On May 10, 1977, Ted Turner—the budding media mogul and owner of the sad-sack Atlanta Braves—told manager Dave Bristol to take 10 days off after losing 16 games straight. Turner, the “Mouth of the South,” knew nothing about managing a baseball team or that Major League Baseball prohibited people who owned stock in a team from coaching that team. No worries. The following day, he waltzed into the locker room of Three Rivers Stadium in Pittsburgh in a baseball uniform, chomping a cigar (Braves reliever Buzz Capra had to shove a towel in his mouth to stop laughing). Turner leaned on bullpen coach Chris Cannizzaro and third-base coach Vern Benson for advice, and observers noticed Turner would cross his legs when the Pirates’ coach did the same.
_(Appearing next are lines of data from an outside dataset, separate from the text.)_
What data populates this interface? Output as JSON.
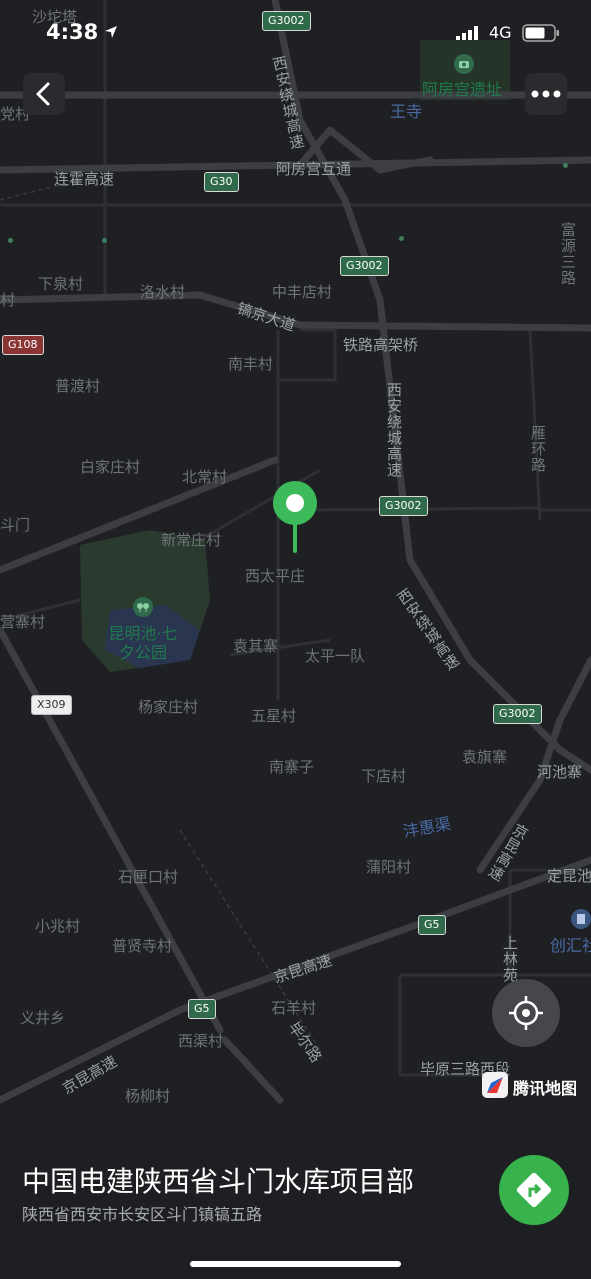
{
  "status_bar": {
    "time": "4:38",
    "carrier": "4G"
  },
  "map": {
    "labels": {
      "shahexian": "沙坨塔",
      "epanggong_site": "阿房宫遗址",
      "wangsi": "王寺",
      "dangcun": "党村",
      "lianhuo": "连霍高速",
      "epanggong_interchange": "阿房宫互通",
      "fuyuan": "富源三路",
      "xiaquan": "下泉村",
      "luoshui": "洛水村",
      "zhongfeng": "中丰店村",
      "cun_left": "村",
      "haojing": "镐京大道",
      "railway_bridge": "铁路高架桥",
      "nanfeng": "南丰村",
      "pudu": "普渡村",
      "ring_north": "西安绕城高速",
      "ring_mid": "西安绕城高速",
      "ring_south": "西安绕城高速",
      "yanhuan": "雁环路",
      "baijiazhuang": "白家庄村",
      "beichang": "北常村",
      "doumen": "斗门",
      "xinchangzhuang": "新常庄村",
      "xitaiping": "西太平庄",
      "yingzhai": "营寨村",
      "kunmingchi": "昆明池·七夕公园",
      "yuanqizhai": "袁其寨",
      "taiping_yidui": "太平一队",
      "yangjiazhuang": "杨家庄村",
      "wuxing": "五星村",
      "nanzhaizi": "南寨子",
      "xiadian": "下店村",
      "yuanqizhai2": "袁旗寨",
      "hechizhai": "河池寨",
      "fenghui": "沣惠渠",
      "jingkun_east": "京昆高速",
      "puyang": "蒲阳村",
      "dingkun": "定昆池",
      "shiyankou": "石匣口村",
      "xiaozhao": "小兆村",
      "puxiansi": "普贤寺村",
      "chuanghui": "创汇社",
      "shanglin": "上林苑",
      "jingkun_mid": "京昆高速",
      "yijingxiang": "义井乡",
      "shiyang": "石羊村",
      "bixian": "毕尔路",
      "xiqu": "西渠村",
      "biyuan": "毕原三路西段",
      "jingkun_sw": "京昆高速",
      "yangliu": "杨柳村"
    },
    "shields": {
      "g3002_top": "G3002",
      "g30": "G30",
      "g3002_a": "G3002",
      "g108": "G108",
      "g3002_b": "G3002",
      "x309": "X309",
      "g3002_c": "G3002",
      "g5_a": "G5",
      "g5_b": "G5"
    },
    "brand": "腾讯地图"
  },
  "poi": {
    "name": "中国电建陕西省斗门水库项目部",
    "address": "陕西省西安市长安区斗门镇镐五路"
  },
  "icons": {
    "back": "back-arrow-icon",
    "more": "more-dots-icon",
    "locate": "locate-icon",
    "navigate": "navigate-icon",
    "pin": "map-pin-icon",
    "signal": "signal-icon",
    "battery": "battery-icon",
    "location_arrow": "location-arrow-icon"
  },
  "colors": {
    "pin": "#3dbb5a",
    "navigate": "#37b24d",
    "park": "#2a3a2e",
    "water": "#2a3550"
  }
}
The Braves lost 2-1. “If I’m smart enough to buy the team, I ought to be smart enough to manage it,” Turner told reporters afterward. “This is like a game to me. This is just a big Little League team.” MLB Commissioner Bowie Kuhn, already frustrated with the brash owner’s antics, pulled him from the dugout, leaving Turner with a career coaching record of 0-1.
This article appears in our May 2019 issue.